SPRINGFIELD, Mass. -- Big Y Foods here is going for the gold with hoopla designed to score bigger-than-ever paczki sales this year.
The chain, which held a paczki marathon last year, has taken the competitive event to Olympic heights now. On Monday before Lent, customers at two of the 45-unit chain's stores vied for a medal and a grand prize of $1,500 to the tune of Olympic music as they demonstrated their skill at handling the huge, pre-Lenten pastries. It's Big Y's Paczki Olympics 2000.

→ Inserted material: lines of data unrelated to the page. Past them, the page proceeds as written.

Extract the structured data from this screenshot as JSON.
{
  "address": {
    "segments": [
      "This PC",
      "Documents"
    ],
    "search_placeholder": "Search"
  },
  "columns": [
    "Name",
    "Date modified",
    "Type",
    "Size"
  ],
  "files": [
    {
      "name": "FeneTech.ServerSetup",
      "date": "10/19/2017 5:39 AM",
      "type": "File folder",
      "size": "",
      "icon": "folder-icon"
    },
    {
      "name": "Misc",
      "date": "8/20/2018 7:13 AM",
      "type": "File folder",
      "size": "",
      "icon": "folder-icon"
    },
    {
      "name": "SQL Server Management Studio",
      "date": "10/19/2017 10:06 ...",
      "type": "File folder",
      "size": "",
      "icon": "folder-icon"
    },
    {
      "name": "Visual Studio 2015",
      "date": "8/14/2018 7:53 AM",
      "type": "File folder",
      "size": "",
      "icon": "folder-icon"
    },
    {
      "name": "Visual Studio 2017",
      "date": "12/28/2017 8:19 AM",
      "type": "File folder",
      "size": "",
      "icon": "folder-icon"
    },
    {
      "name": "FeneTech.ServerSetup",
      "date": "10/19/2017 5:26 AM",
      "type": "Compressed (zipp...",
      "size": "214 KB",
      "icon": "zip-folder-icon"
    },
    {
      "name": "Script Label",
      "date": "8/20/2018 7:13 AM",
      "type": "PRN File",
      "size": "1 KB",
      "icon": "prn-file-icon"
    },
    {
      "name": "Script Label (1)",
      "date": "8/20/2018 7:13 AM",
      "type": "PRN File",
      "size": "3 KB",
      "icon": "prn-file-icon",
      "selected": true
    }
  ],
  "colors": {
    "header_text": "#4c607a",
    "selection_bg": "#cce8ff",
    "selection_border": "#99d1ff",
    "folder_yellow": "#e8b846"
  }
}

Paczki (pronounced poonch-key) look like over-sized, over-stuffed Bismarcks. They had their origins in Poland where they were the last sweet treat people allowed themselves before Lent began. People still do eat them in big numbers, but at Big Y's Olympic event, paczki doubled as basketballs and hockey pucks. Contestants raced the clock to score points with them.
"Since it's an Olympic year, we decided to tie into that with the paczki competition this year," said Steve Bordonaro, bakery sales manager for the chain.
He added that the increasing media attention that's whipped up by events like the paczki competition will help put sales over the top.
"Last year, we sold a quarter million paczki and we expect to do better than that this year. Maybe 275,000."
The chain offers the super-rich doughnut-like indulgences for five weeks preceding Lent.
Events like the Paczki Olympics are heartily encouraged by Carl Richardson, who founded the original National Paczki Promotion Committee. The committee has since been brought under the umbrella of the Retailer's Bakery Association, Laurel, Md., and renamed the RBA National Paczki Promotional Board. Richardson heads it.
Such events as Big Y's Paczki Olympics 2000 attract the local consumer media as well as the chain's customers and that whets interest among the general public, Richardson points out. The payoff: more store traffic, more sales.
Big Y started getting its customers revved up for its big event at the end of January. The first ad announcing "They're Here! The original Big Y Paczki" ran Jan. 31 and included a teaser about the Paczki Olympics. It said, "Enter for a chance to participate and you could win $1500. Deadline to enter Feb. 20, 2000. See store for details."
Here's how it works: Customers fill out entry forms in any Big Y store and drop them in a box in the bakery department. Then, there is a drawing for a chance to compete in the Paczki Olympics which were scheduled to be held the evening of March 6, the night before Fat Tuesday or Paczki Day.
Two stores, in two different geographic areas, are the Olympic sites. Remote radio broadcasts help stir up excitement as six contestants at each store compete against each other. In addition to paczki basketball and paczki hockey, there is "Olympic boxing."
"In that event, contestants race against each other to pack paczki into boxes. It's timed," Bordonaro explained.
Then there is Olympic golf, in which contestants must retrieve a golf ball from a 5-gallon bucket of paczki filling. The prize to the winner at each store is $1500. Colorful T-shirts sporting the Paczki Olympics 2000 logo, a box of assorted paczki, and stuffed paczki figures are the consolation prizes for the other participants.
The winners mount a podium, just like at the Olympics, to receive their Paczki Olympics 2000 medal.
The ad launching this year's paczki season at Big Y occupied a full two-thirds of a page in the chain's circular. An illustration at the top of the pages shows animated paczki standing on top of a globe, holding a banner that says, "They're Here!"
Underneath the headline, a blurb describes paczki and their origin. At Big Y, the paczki retail for 79 cents each or $3.99 for a half dozen. The ad also says the paczki are made from scratch and it lists some of the flavors available. They include raspberry, lemon, Bavarian cream, and apple.
"Raspberry is the best seller. That's our best-selling doughnut flavor, too," Bordonaro said.
Since it began promoting paczki five years ago, sales of the treats have grown steadily, Bordonaro said.
"Each year, we've done more to promote them. We have Polish flags hanging in our bakeries. Last year, some of our bakery people even got dressed up like paczkis. And we have two billboards up this year," Bordonaro said.